● **TASK STATEMENT**
The records below need to be repeated exactly, with every picture left out.

[Extracted records]
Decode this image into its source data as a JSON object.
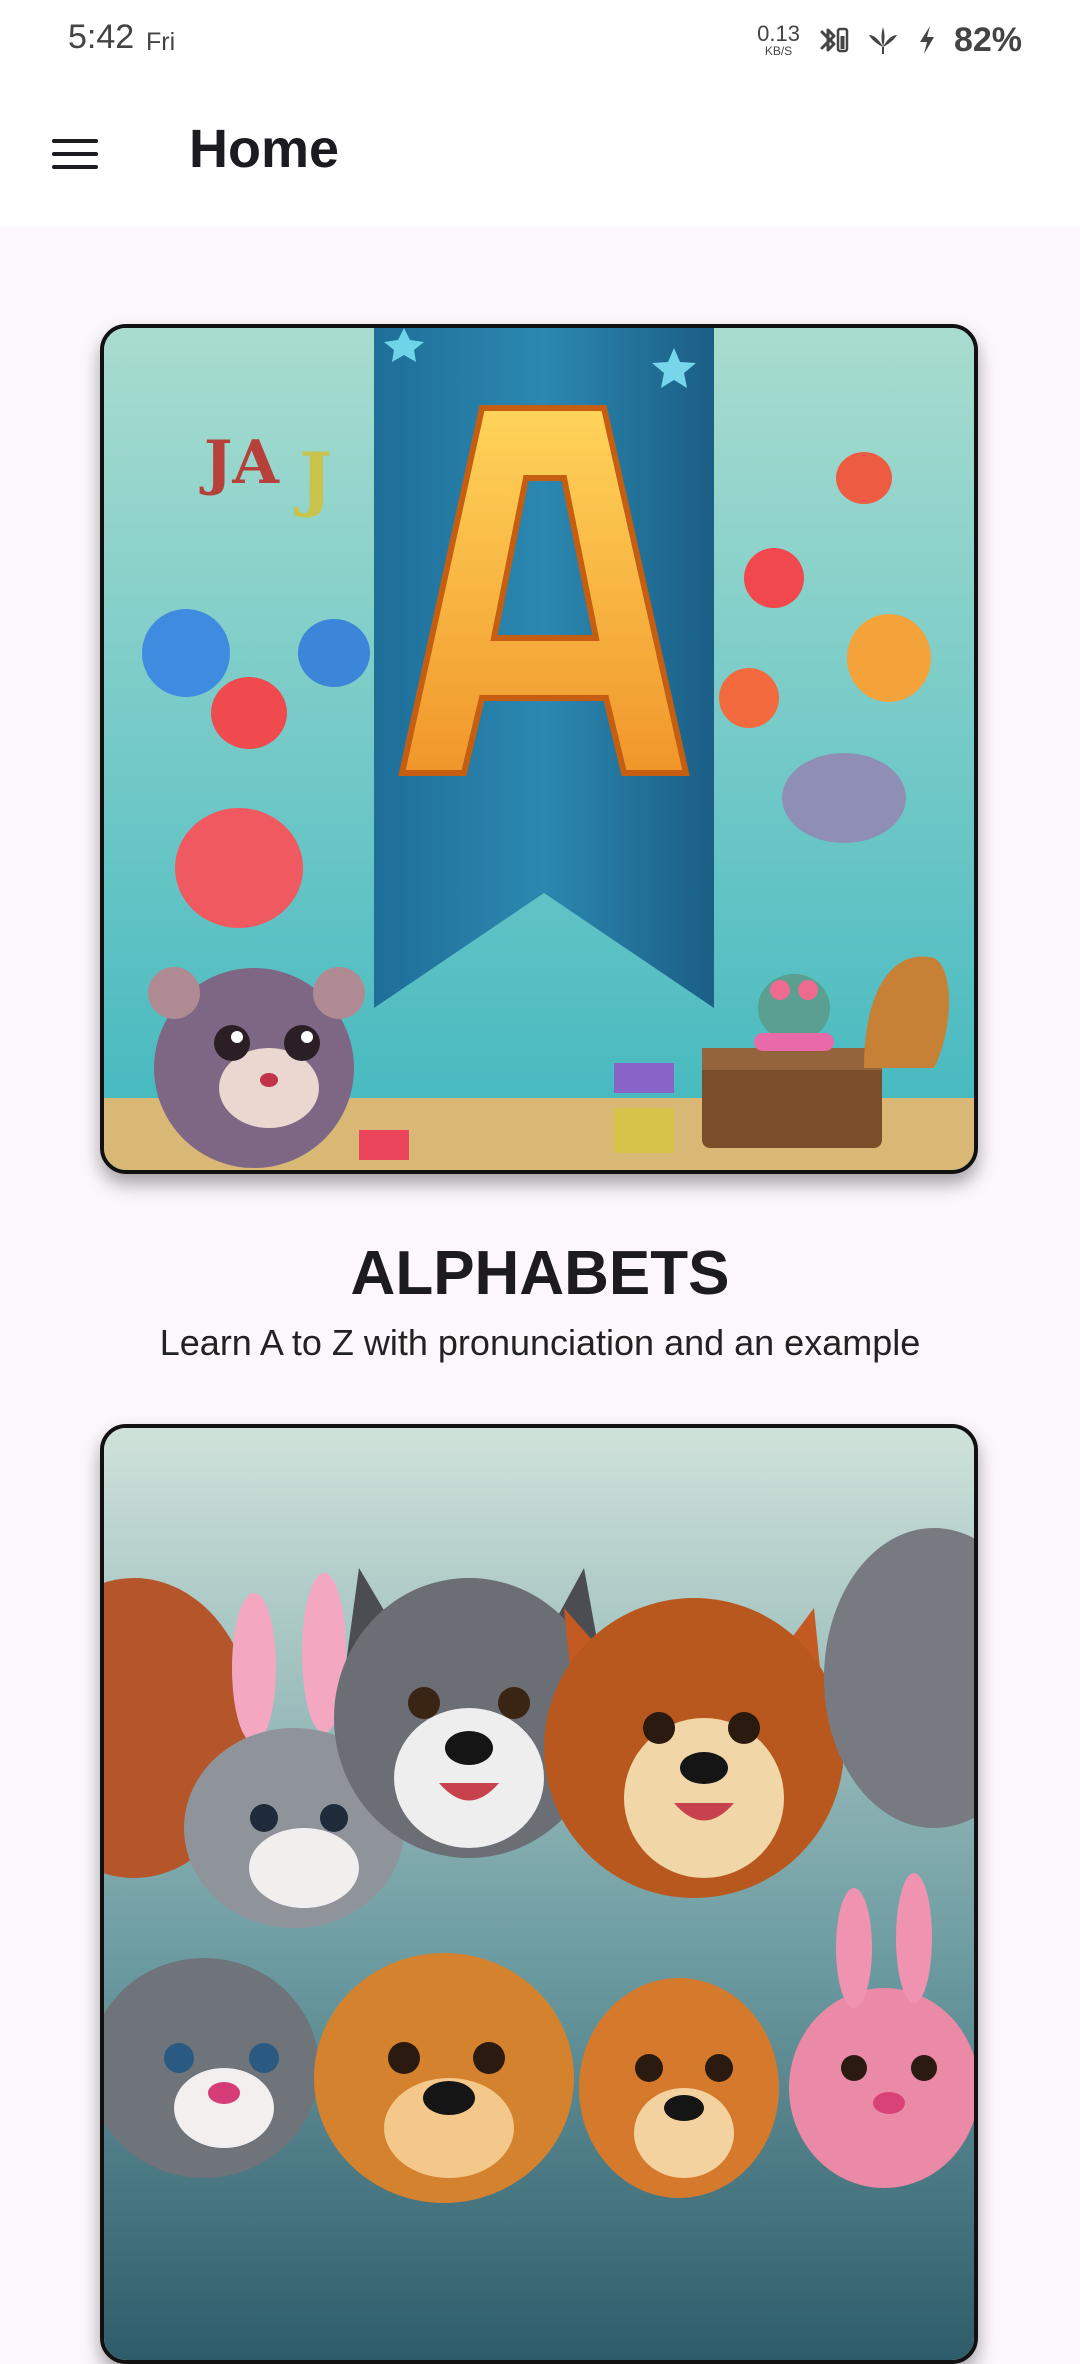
{
  "status_bar": {
    "time": "5:42",
    "day": "Fri",
    "net_speed": "0.13",
    "net_unit": "KB/S",
    "battery": "82%"
  },
  "app_bar": {
    "title": "Home",
    "menu_icon": "hamburger-menu-icon"
  },
  "cards": [
    {
      "title": "ALPHABETS",
      "description": "Learn A to Z with pronunciation and an example",
      "image": "alphabet-letter-a-illustration"
    },
    {
      "title": "",
      "description": "",
      "image": "cartoon-animals-illustration"
    }
  ],
  "colors": {
    "background": "#fcf7fb",
    "appbar": "#ffffff",
    "text": "#1c1b1f"
  }
}
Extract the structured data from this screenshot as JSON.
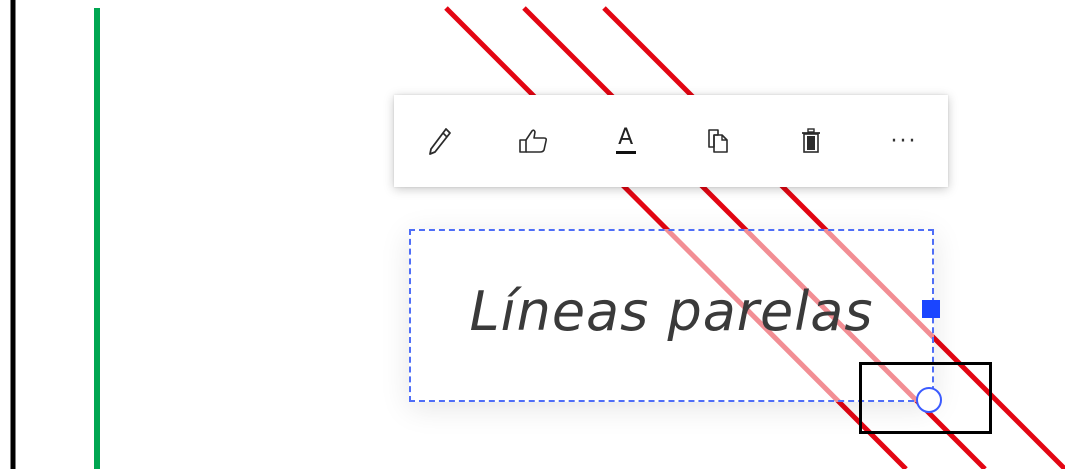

● **WRITTEN ANSWER**
Decode this image into its source data as a JSON object.
{
  "status_bar": {
    "time": "5:42",
    "day": "Fri",
    "net_speed": "0.13",
    "net_unit": "KB/S",
    "battery": "82%"
  },
  "app_bar": {
    "title": "Home",
    "menu_icon": "hamburger-menu-icon"
  },
  "cards": [
    {
      "title": "ALPHABETS",
      "description": "Learn A to Z with pronunciation and an example",
      "image": "alphabet-letter-a-illustration"
    },
    {
      "title": "",
      "description": "",
      "image": "cartoon-animals-illustration"
    }
  ],
  "colors": {
    "background": "#fcf7fb",
    "appbar": "#ffffff",
    "text": "#1c1b1f"
  }
}
Extract the structured data from this screenshot as JSON.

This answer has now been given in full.